Avicenna set an influential example for Aquinas. Works of his which circulated in Latin translation as De Anima (On the Soul) and Metaphysica (Metaphysics) are not commentaries on Aristotle's texts, but paraphrases of them; and Avicenna did not hesitate to introduce non-Aristotelian positions. Example to use in a term paper: Aquinas' astronomical views had prompted Moses Maimonides in the twelfth century to remark that whereas Aristotle is reliable for what is located beneath the "sphere of the moon," he is no guide on what is above that sphere. A roughly parallel attitude with respect to Aristotle would mark the early work of Aquinas. In his De Ente et Essentia (On Being and Essence, 1253) for instance, Aquinas would produce an incontrovertibly "Aristotelian" manual, but like Maimonides and Avicenna before him, he would neither accept the restrictions of a mere commentator nor refrain from the most fundamental doctrinal adjustments. Aristotle made grammatical and logical distinctions between the use of the verb to be in its existential and in its merely copulative functions and considered existence as philosophically irrelevant. To say man, one man, or existing man is to engage in merely verbal variations; such must be the case if philosophy deals solely with universal essences and not with the singulars in which essences are given only a transitory reality. In Aristotle's thought the essence of man is eternal and a suitable subject for philosophical investigation, whereas Socrates comes into and out of reality, a suitable subject for history - than which even poetry is "more philosophical." In his eternal cosmos Aristotle counted the singular instantiation of an eternal essence as of no philosophical value beyond providing an object of sensation from which, by the action of intellect, one can abstract the necessary, philosophically significant essence.
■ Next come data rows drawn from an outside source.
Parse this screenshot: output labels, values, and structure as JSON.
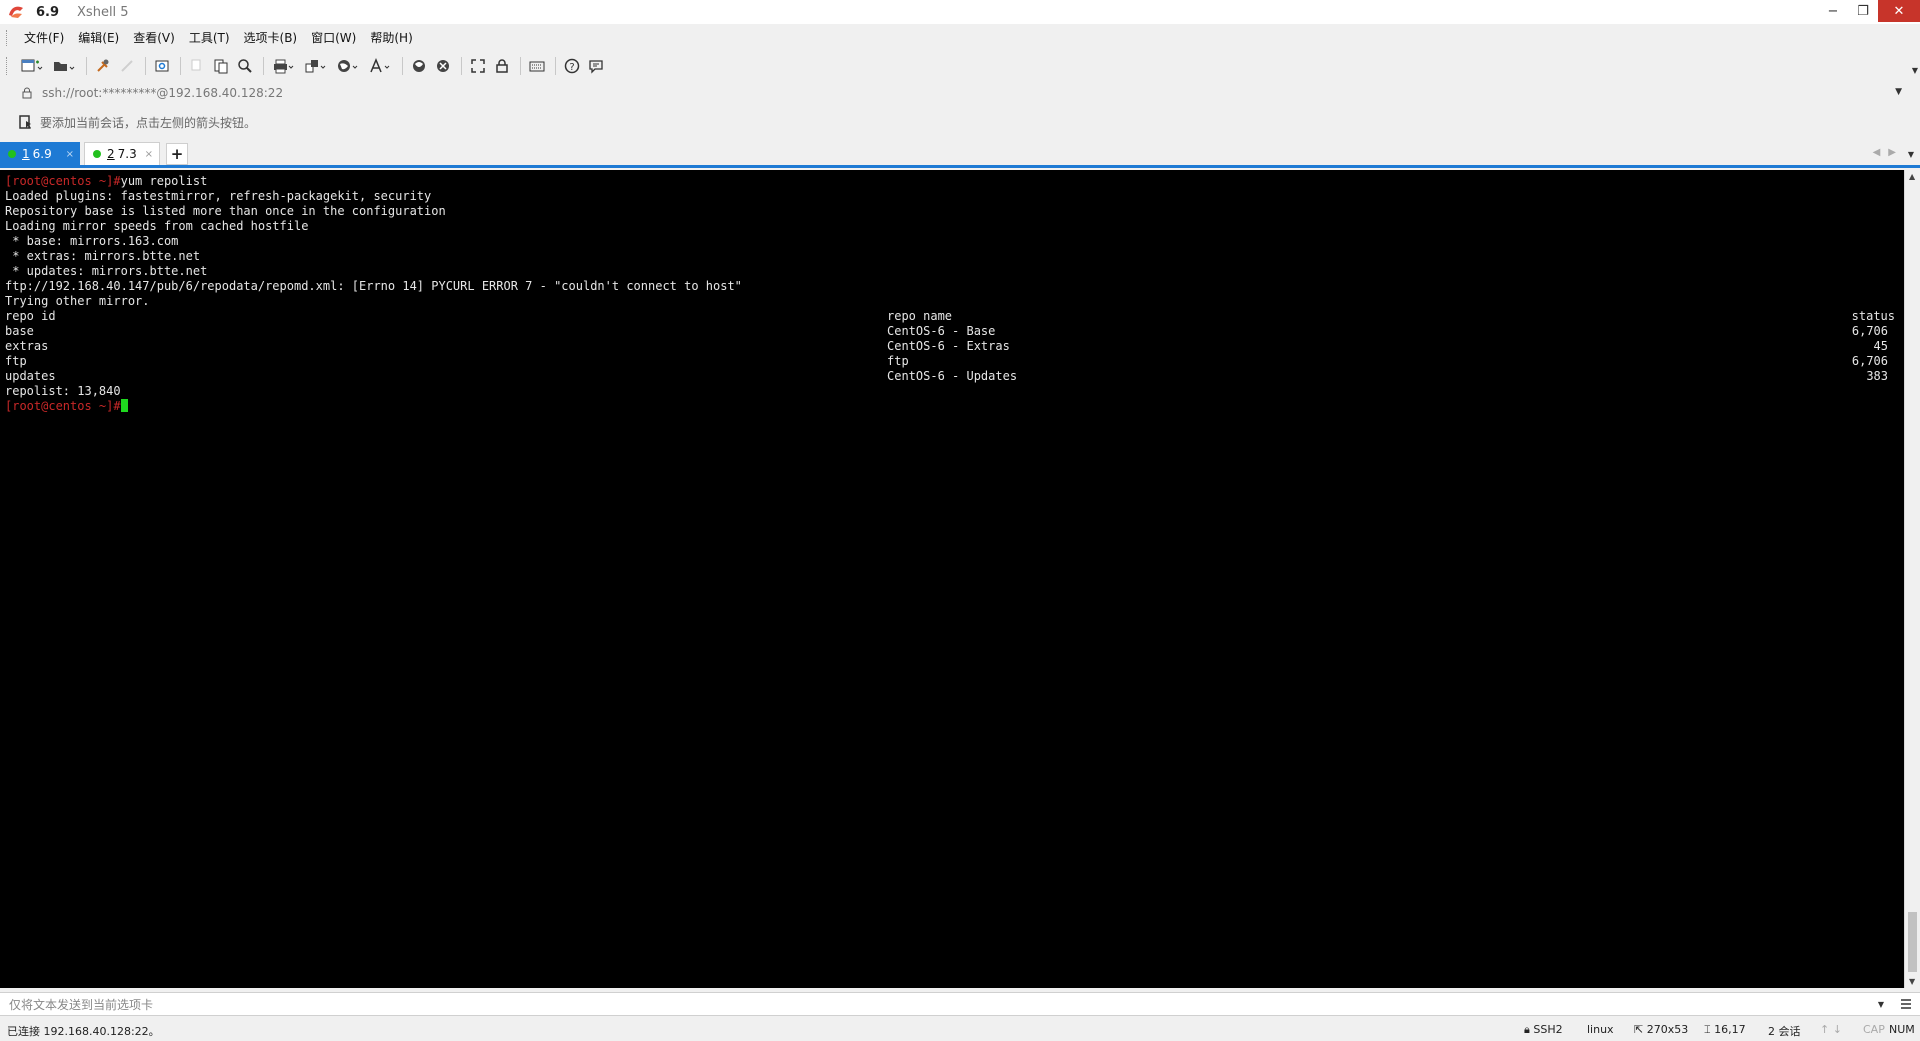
{
  "window": {
    "session_title": "6.9",
    "app_title": "Xshell 5",
    "minimize_label": "−",
    "restore_label": "❐",
    "close_label": "✕",
    "colors": {
      "accent": "#1e7ad4",
      "close_bg": "#c7342a",
      "connected_dot": "#22c01e",
      "prompt": "#c82828",
      "cursor": "#1fd81f"
    }
  },
  "menu": {
    "items": [
      "文件(F)",
      "编辑(E)",
      "查看(V)",
      "工具(T)",
      "选项卡(B)",
      "窗口(W)",
      "帮助(H)"
    ]
  },
  "toolbar": {
    "icons": [
      "new-session-icon",
      "open-folder-icon",
      "reconnect-icon",
      "disconnect-icon",
      "properties-icon",
      "copy-icon",
      "paste-icon",
      "find-icon",
      "print-icon",
      "transfer-icon",
      "globe-icon",
      "font-icon",
      "xftp-icon",
      "xmanager-icon",
      "fullscreen-icon",
      "lock-icon",
      "keyboard-icon",
      "help-icon",
      "chat-icon"
    ]
  },
  "address": {
    "value": "ssh://root:*********@192.168.40.128:22"
  },
  "info": {
    "text": "要添加当前会话，点击左侧的箭头按钮。"
  },
  "tabs": [
    {
      "num": "1",
      "label": "6.9",
      "active": true,
      "close": "×"
    },
    {
      "num": "2",
      "label": "7.3",
      "active": false,
      "close": "×"
    }
  ],
  "tab_add": "+",
  "terminal": {
    "prompt": "[root@centos ~]#",
    "command": "yum repolist",
    "lines": [
      "Loaded plugins: fastestmirror, refresh-packagekit, security",
      "Repository base is listed more than once in the configuration",
      "Loading mirror speeds from cached hostfile",
      " * base: mirrors.163.com",
      " * extras: mirrors.btte.net",
      " * updates: mirrors.btte.net",
      "ftp://192.168.40.147/pub/6/repodata/repomd.xml: [Errno 14] PYCURL ERROR 7 - \"couldn't connect to host\"",
      "Trying other mirror."
    ],
    "table": {
      "headers": {
        "id": "repo id",
        "name": "repo name",
        "status": "status"
      },
      "rows": [
        {
          "id": "base",
          "name": "CentOS-6 - Base",
          "status": "6,706"
        },
        {
          "id": "extras",
          "name": "CentOS-6 - Extras",
          "status": "45"
        },
        {
          "id": "ftp",
          "name": "ftp",
          "status": "6,706"
        },
        {
          "id": "updates",
          "name": "CentOS-6 - Updates",
          "status": "383"
        }
      ]
    },
    "summary": "repolist: 13,840"
  },
  "compose": {
    "placeholder": "仅将文本发送到当前选项卡"
  },
  "status": {
    "connection": "已连接 192.168.40.128:22。",
    "protocol": "SSH2",
    "terminal_type": "linux",
    "size": "270x53",
    "cursor_pos": "16,17",
    "sessions": "2 会话",
    "caps": "CAP",
    "num": "NUM"
  }
}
In contrast, Aquinas would hold that actually to be is the ultimate ground of reality, of value, and of fulfillment. Thus it seems legitimate to speak of De Ente et Essentia as an independent essay in the Peripatetic tradition that has been written as an Avicennian paraphrase rather than a phrase-by-phrase commentary. This early style would shift in the mature Aquinas to one more redolent of Averrees. Those later, formal expositions of Aristotelian works can be called "Averroistic" in their style, if not in their content. They proceed by the sort of painstaking, phrase-by-phrase exegesis of the Philosopher's text that earned ibn Rushd his honorific title of "the Commentator." Aquinas, despite his sensitivity to the value of literary styles and of philosophical materials, would remain his own master, transforming the materials he adopted from the great Greeks and Muslims. You may focus your essay on his purpose as a master of theology was consistently a theological one, no matter how austerely he distinguished between what can be known through native rationality and what can be grasped only through faith. In his own view, as he would state it in In Librum Boethii de Trinitate Expositio (Exposition of Boethius's On the Trinity, 1257-1258), he was "transforming the water of philosophy into the wine of theology," an evocation of the miracle of Cana.